  2. We just bought a house with five chandeliers and busy wallpaper in a couple of the rooms — not my style. But “the bones” of the house are good, and it checked many of our other boxes. And once I met the matriarch (95) who had it built, I can appreciate her choices. There’s a story, and we’re writing the next chapter.

  3. I guess it all depends. But, it’s curious. I believe you’re usually telling readers to work with professionals – the people who know what they’re talking about. So I assume you’re working with a realtor that you feel is a professional and knows their business. If that’s the case, then that person should be able to tell you, in dollars, what the impact of doing those things may be. With that information, you should be able to make an informed decision about what actions you are willing to take in order to get the best price for your house, right? (And you’re going to be moving the books anyway, so….?)
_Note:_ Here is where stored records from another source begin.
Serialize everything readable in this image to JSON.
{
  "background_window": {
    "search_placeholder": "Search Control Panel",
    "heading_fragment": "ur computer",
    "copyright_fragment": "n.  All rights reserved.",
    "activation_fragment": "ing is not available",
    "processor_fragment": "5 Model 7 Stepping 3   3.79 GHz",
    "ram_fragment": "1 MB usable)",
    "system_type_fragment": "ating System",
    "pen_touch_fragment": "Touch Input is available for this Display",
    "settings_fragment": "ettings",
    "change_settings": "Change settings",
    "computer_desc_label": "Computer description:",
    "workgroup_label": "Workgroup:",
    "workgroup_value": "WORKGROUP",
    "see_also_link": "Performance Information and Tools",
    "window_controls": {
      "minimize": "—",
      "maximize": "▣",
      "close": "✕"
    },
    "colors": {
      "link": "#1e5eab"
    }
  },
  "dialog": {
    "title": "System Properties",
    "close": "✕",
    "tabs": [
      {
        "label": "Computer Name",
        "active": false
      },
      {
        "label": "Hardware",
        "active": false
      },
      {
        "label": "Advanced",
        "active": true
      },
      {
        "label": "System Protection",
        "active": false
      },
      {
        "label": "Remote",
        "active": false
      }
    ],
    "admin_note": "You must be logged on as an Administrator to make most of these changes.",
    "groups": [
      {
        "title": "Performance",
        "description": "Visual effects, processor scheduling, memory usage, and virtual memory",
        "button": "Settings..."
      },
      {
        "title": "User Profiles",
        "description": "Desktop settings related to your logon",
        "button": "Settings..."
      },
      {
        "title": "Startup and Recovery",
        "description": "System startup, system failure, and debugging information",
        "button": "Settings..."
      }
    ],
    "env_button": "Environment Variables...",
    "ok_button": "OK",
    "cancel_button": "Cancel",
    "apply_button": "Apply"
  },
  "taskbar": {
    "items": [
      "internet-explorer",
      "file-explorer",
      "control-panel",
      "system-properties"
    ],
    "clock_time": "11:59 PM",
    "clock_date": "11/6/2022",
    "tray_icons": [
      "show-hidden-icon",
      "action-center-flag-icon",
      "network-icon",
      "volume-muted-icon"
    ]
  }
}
    1. I appreciate all these comments. Selling a historic home is different than selling a tract home in the suburbs.
      Each situation is so different. I also know now that once put a property on the market, it is no longer yours, in a sense. We sold my parents home as is. It’s a unique property, built in 1776, and my parents joyfully continued amending over the next 25 years. The new buyer sees it as her turn. I have learned to be judicious about assuming what a new buyer will think. We have invested in costly updates only to have the new buyers tear them out. So be open and aware of your situation, you are about to let go of your beloved property.

  4. As a realtor, I usually advise my sellers to have the property look a bit ‘barren’ for the photos, video and mattaport tours. Your average buyer sadly does not have much in the imagination department. For an inexperienced buyer, beautiful personal belongings can often be quite distracting from the ‘bones’ of the house. I also don’t like to spend money on something that the seller is no longer going to enjoy. With that in mind I take my time to go through the home with the seller to make sure that there are no red flags that would frighten a buyer, or even more importantly, give a dramatic home inspector to make a fuss over nothing (ie: old stains on ceiling, walls or floors, large cracks in same) My best advice to you is this. If you have confidence in your realtor then you have hired the right professional. If you are questioning that decision, then seek an alternative right away.

  5. I’ve read that the most cost-effective way to make your home sellable is … make sure your lawn is trimmed and well-manicured! Irrational, I know. But so are people. Branding experts know this.

  6. 100% agree Josh. We’re in the process of looking for a house to buy and the first cosmetic turn-off for my wife and I, is the ‘take out all of the furniture to make the place look bigger, a put a small table + 2 chairs against a beige/white wall’ style of house staging. We want to imagine living in a home — as is. Understanding how the current inhabitants use a space allows us to see possibilities but also reimagine its functional opportunity. Hope you find a buyer with a big wallet. And good luck with the next phase.